=== Begin Enclosure ===

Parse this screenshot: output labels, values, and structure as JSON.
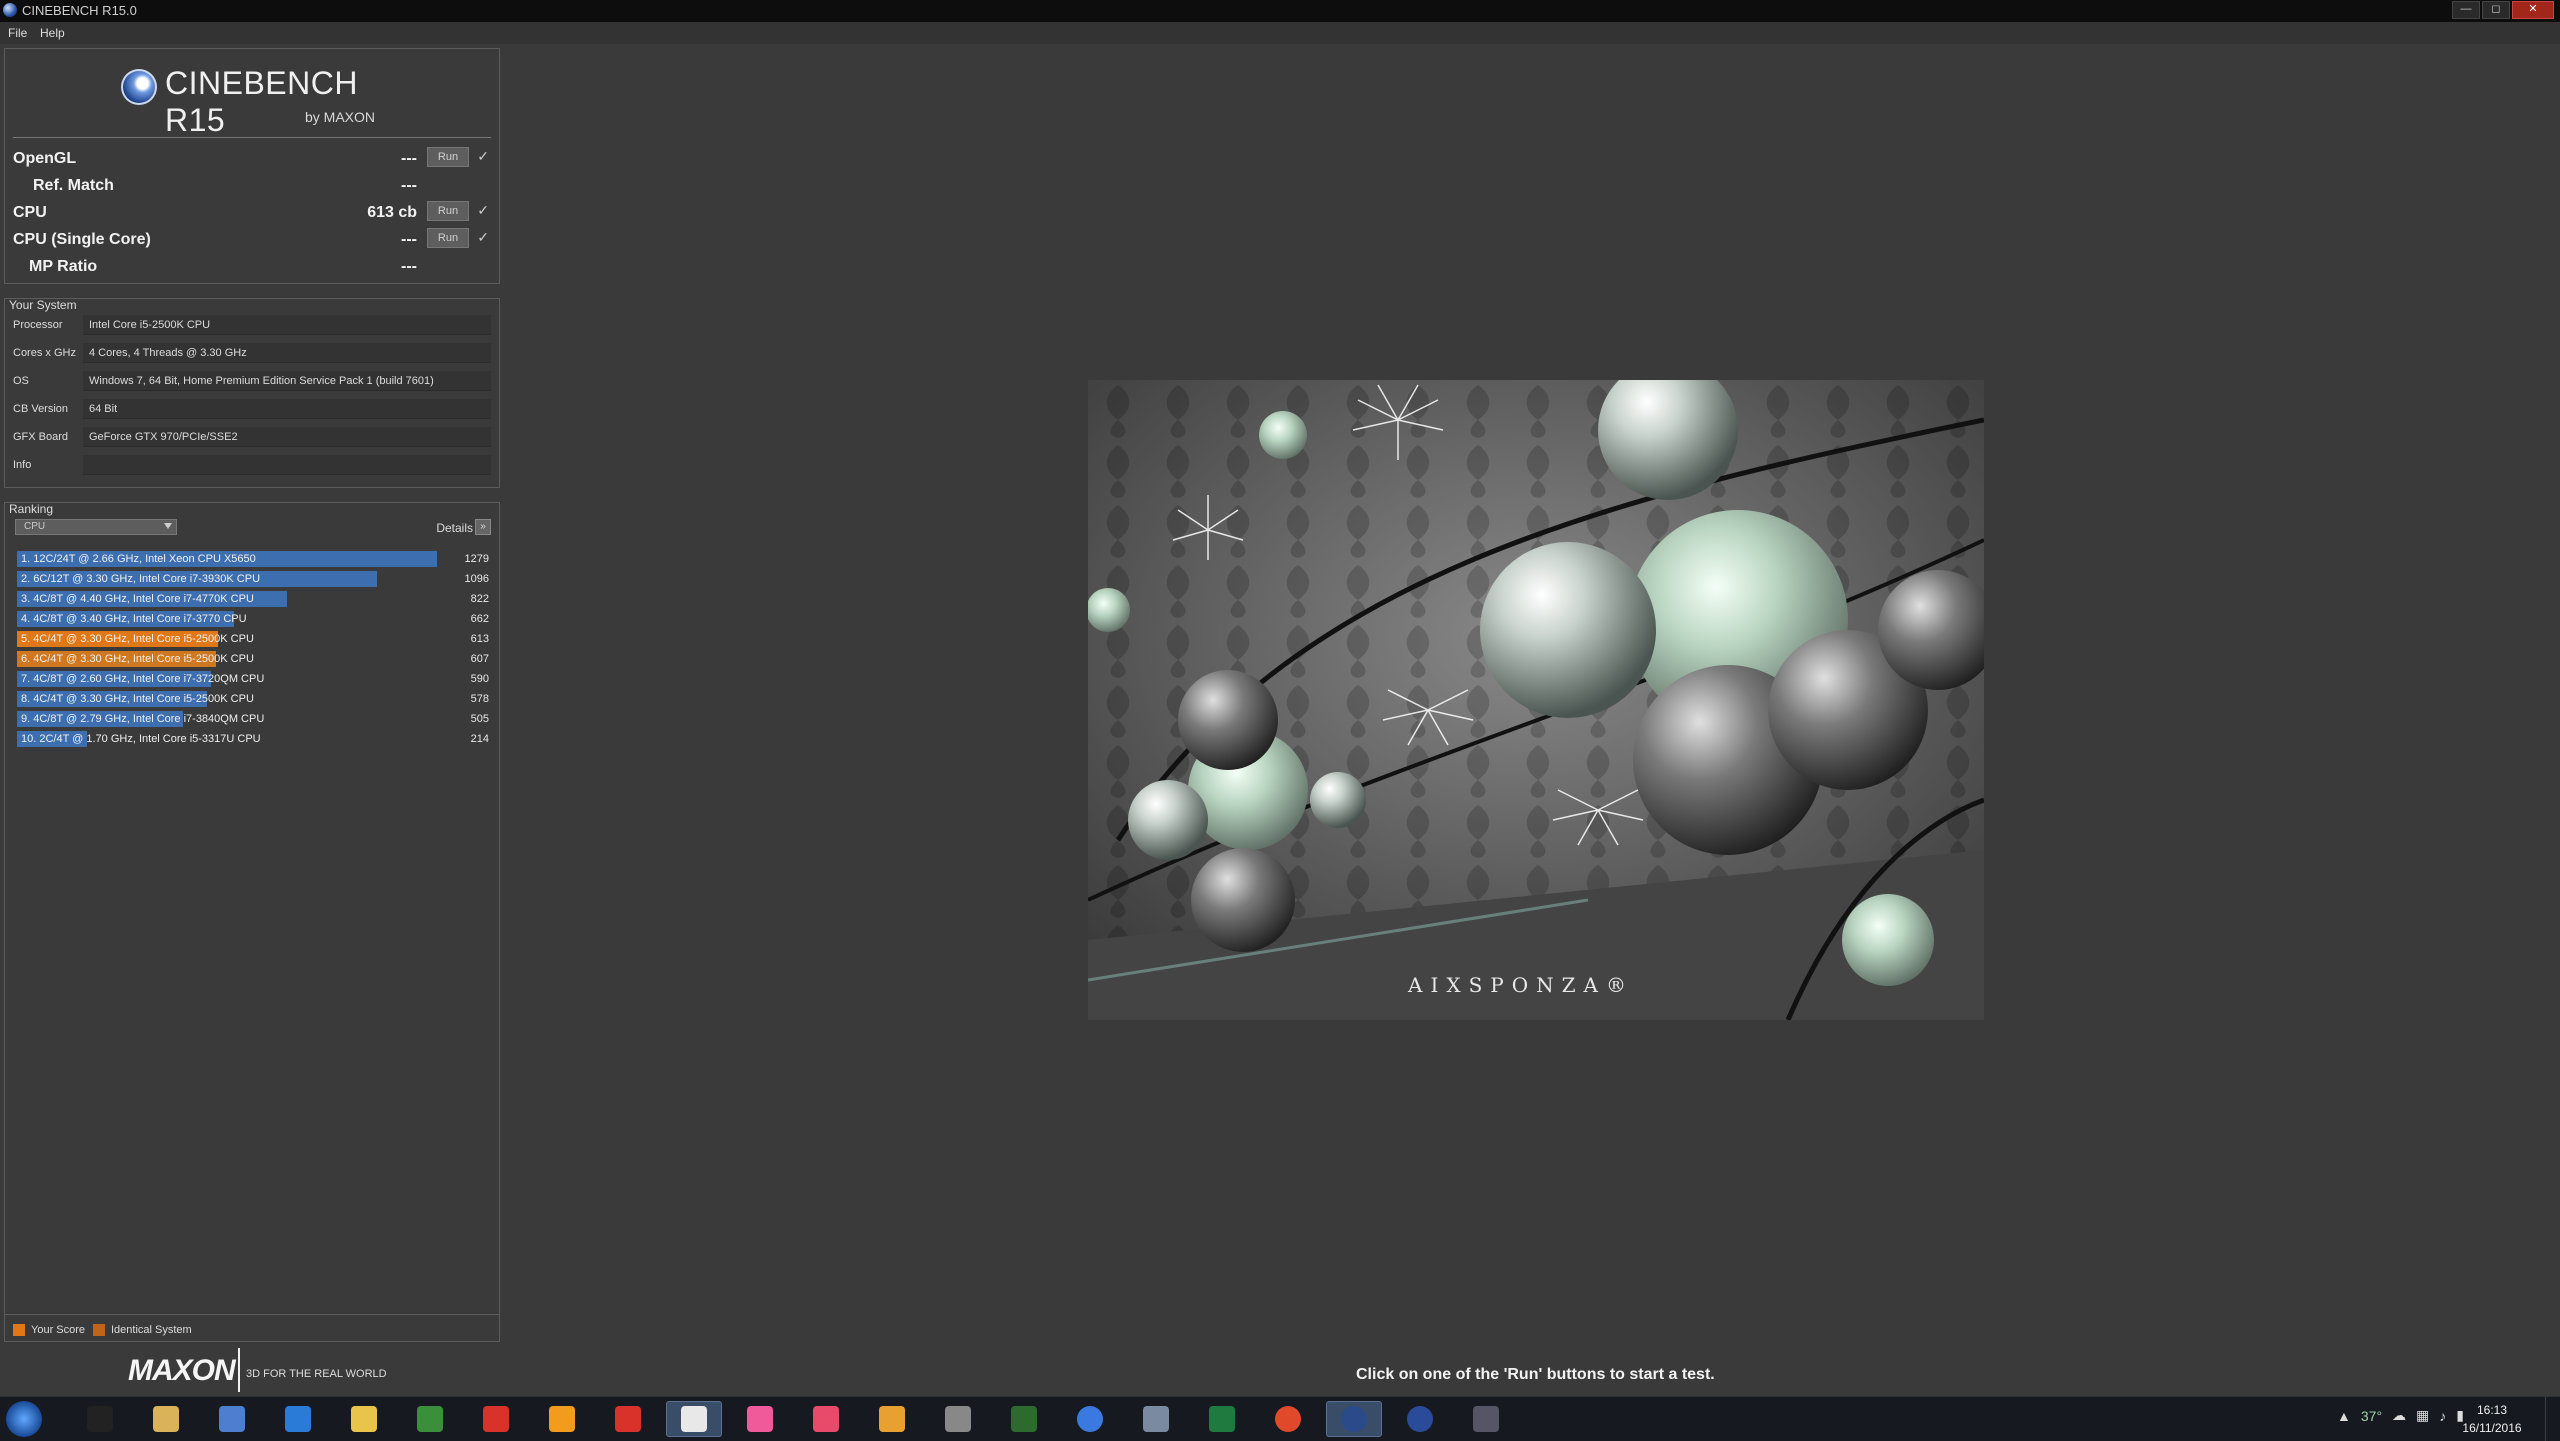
{
  "window": {
    "title": "CINEBENCH R15.0",
    "controls": [
      "—",
      "◻",
      "✕"
    ]
  },
  "menu": [
    "File",
    "Help"
  ],
  "logo": {
    "name": "CINEBENCH R15",
    "by": "by MAXON"
  },
  "tests": [
    {
      "label": "OpenGL",
      "value": "---",
      "run": "Run",
      "check": "✓"
    },
    {
      "label": "Ref. Match",
      "value": "---"
    },
    {
      "label": "CPU",
      "value": "613 cb",
      "run": "Run",
      "check": "✓"
    },
    {
      "label": "CPU (Single Core)",
      "value": "---",
      "run": "Run",
      "check": "✓"
    },
    {
      "label": "MP Ratio",
      "value": "---"
    }
  ],
  "system": {
    "title": "Your System",
    "rows": [
      {
        "key": "Processor",
        "value": "Intel Core i5-2500K CPU"
      },
      {
        "key": "Cores x GHz",
        "value": "4 Cores, 4 Threads @ 3.30 GHz"
      },
      {
        "key": "OS",
        "value": "Windows 7, 64 Bit, Home Premium Edition Service Pack 1 (build 7601)"
      },
      {
        "key": "CB Version",
        "value": "64 Bit"
      },
      {
        "key": "GFX Board",
        "value": "GeForce GTX 970/PCIe/SSE2"
      },
      {
        "key": "Info",
        "value": ""
      }
    ]
  },
  "ranking": {
    "title": "Ranking",
    "selector": "CPU",
    "details": "Details",
    "details_btn": "»",
    "max": 1279,
    "items": [
      {
        "label": "1. 12C/24T @ 2.66 GHz, Intel Xeon CPU X5650",
        "score": 1279,
        "kind": "other"
      },
      {
        "label": "2. 6C/12T @ 3.30 GHz,  Intel Core i7-3930K CPU",
        "score": 1096,
        "kind": "other"
      },
      {
        "label": "3. 4C/8T @ 4.40 GHz, Intel Core i7-4770K CPU",
        "score": 822,
        "kind": "other"
      },
      {
        "label": "4. 4C/8T @ 3.40 GHz,  Intel Core i7-3770 CPU",
        "score": 662,
        "kind": "other"
      },
      {
        "label": "5. 4C/4T @ 3.30 GHz,  Intel Core i5-2500K CPU",
        "score": 613,
        "kind": "me"
      },
      {
        "label": "6. 4C/4T @ 3.30 GHz,  Intel Core i5-2500K CPU",
        "score": 607,
        "kind": "ident"
      },
      {
        "label": "7. 4C/8T @ 2.60 GHz, Intel Core i7-3720QM CPU",
        "score": 590,
        "kind": "other"
      },
      {
        "label": "8. 4C/4T @ 3.30 GHz,  Intel Core i5-2500K CPU",
        "score": 578,
        "kind": "other"
      },
      {
        "label": "9. 4C/8T @ 2.79 GHz,  Intel Core i7-3840QM CPU",
        "score": 505,
        "kind": "other"
      },
      {
        "label": "10. 2C/4T @ 1.70 GHz,  Intel Core i5-3317U CPU",
        "score": 214,
        "kind": "other"
      }
    ],
    "legend": {
      "your_score": "Your Score",
      "identical": "Identical System"
    }
  },
  "colors": {
    "your_score": "#e07818",
    "identical": "#c0641a",
    "bar": "#3d6fb0"
  },
  "footer": {
    "brand": "MAXON",
    "tagline": "3D FOR THE REAL WORLD",
    "status": "Click on one of the 'Run' buttons to start a test."
  },
  "render": {
    "caption": "AIXSPONZA®"
  },
  "taskbar": {
    "icons": [
      "terminal-icon",
      "folder-icon",
      "document-icon",
      "cloud-icon",
      "explorer-icon",
      "xbox-icon",
      "pdf-icon",
      "media-icon",
      "vivaldi-icon",
      "paint-icon",
      "photos-icon",
      "color-icon",
      "color-icon",
      "settings-icon",
      "screen-icon",
      "chrome-icon",
      "box-icon",
      "excel-icon",
      "chrome-icon",
      "cinebench-icon",
      "cinebench-icon",
      "tool-icon"
    ],
    "tray_temp": "37°",
    "time": "16:13",
    "date": "16/11/2016"
  }
}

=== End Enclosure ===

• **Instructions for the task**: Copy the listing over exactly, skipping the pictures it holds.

• **Your solution**:
Parse this screenshot: output labels, values, and structure as JSON.
{
  "window": {
    "title": "CINEBENCH R15.0",
    "controls": [
      "—",
      "◻",
      "✕"
    ]
  },
  "menu": [
    "File",
    "Help"
  ],
  "logo": {
    "name": "CINEBENCH R15",
    "by": "by MAXON"
  },
  "tests": [
    {
      "label": "OpenGL",
      "value": "---",
      "run": "Run",
      "check": "✓"
    },
    {
      "label": "Ref. Match",
      "value": "---"
    },
    {
      "label": "CPU",
      "value": "613 cb",
      "run": "Run",
      "check": "✓"
    },
    {
      "label": "CPU (Single Core)",
      "value": "---",
      "run": "Run",
      "check": "✓"
    },
    {
      "label": "MP Ratio",
      "value": "---"
    }
  ],
  "system": {
    "title": "Your System",
    "rows": [
      {
        "key": "Processor",
        "value": "Intel Core i5-2500K CPU"
      },
      {
        "key": "Cores x GHz",
        "value": "4 Cores, 4 Threads @ 3.30 GHz"
      },
      {
        "key": "OS",
        "value": "Windows 7, 64 Bit, Home Premium Edition Service Pack 1 (build 7601)"
      },
      {
        "key": "CB Version",
        "value": "64 Bit"
      },
      {
        "key": "GFX Board",
        "value": "GeForce GTX 970/PCIe/SSE2"
      },
      {
        "key": "Info",
        "value": ""
      }
    ]
  },
  "ranking": {
    "title": "Ranking",
    "selector": "CPU",
    "details": "Details",
    "details_btn": "»",
    "max": 1279,
    "items": [
      {
        "label": "1. 12C/24T @ 2.66 GHz, Intel Xeon CPU X5650",
        "score": 1279,
        "kind": "other"
      },
      {
        "label": "2. 6C/12T @ 3.30 GHz,  Intel Core i7-3930K CPU",
        "score": 1096,
        "kind": "other"
      },
      {
        "label": "3. 4C/8T @ 4.40 GHz, Intel Core i7-4770K CPU",
        "score": 822,
        "kind": "other"
      },
      {
        "label": "4. 4C/8T @ 3.40 GHz,  Intel Core i7-3770 CPU",
        "score": 662,
        "kind": "other"
      },
      {
        "label": "5. 4C/4T @ 3.30 GHz,  Intel Core i5-2500K CPU",
        "score": 613,
        "kind": "me"
      },
      {
        "label": "6. 4C/4T @ 3.30 GHz,  Intel Core i5-2500K CPU",
        "score": 607,
        "kind": "ident"
      },
      {
        "label": "7. 4C/8T @ 2.60 GHz, Intel Core i7-3720QM CPU",
        "score": 590,
        "kind": "other"
      },
      {
        "label": "8. 4C/4T @ 3.30 GHz,  Intel Core i5-2500K CPU",
        "score": 578,
        "kind": "other"
      },
      {
        "label": "9. 4C/8T @ 2.79 GHz,  Intel Core i7-3840QM CPU",
        "score": 505,
        "kind": "other"
      },
      {
        "label": "10. 2C/4T @ 1.70 GHz,  Intel Core i5-3317U CPU",
        "score": 214,
        "kind": "other"
      }
    ],
    "legend": {
      "your_score": "Your Score",
      "identical": "Identical System"
    }
  },
  "colors": {
    "your_score": "#e07818",
    "identical": "#c0641a",
    "bar": "#3d6fb0"
  },
  "footer": {
    "brand": "MAXON",
    "tagline": "3D FOR THE REAL WORLD",
    "status": "Click on one of the 'Run' buttons to start a test."
  },
  "render": {
    "caption": "AIXSPONZA®"
  },
  "taskbar": {
    "icons": [
      "terminal-icon",
      "folder-icon",
      "document-icon",
      "cloud-icon",
      "explorer-icon",
      "xbox-icon",
      "pdf-icon",
      "media-icon",
      "vivaldi-icon",
      "paint-icon",
      "photos-icon",
      "color-icon",
      "color-icon",
      "settings-icon",
      "screen-icon",
      "chrome-icon",
      "box-icon",
      "excel-icon",
      "chrome-icon",
      "cinebench-icon",
      "cinebench-icon",
      "tool-icon"
    ],
    "tray_temp": "37°",
    "time": "16:13",
    "date": "16/11/2016"
  }
}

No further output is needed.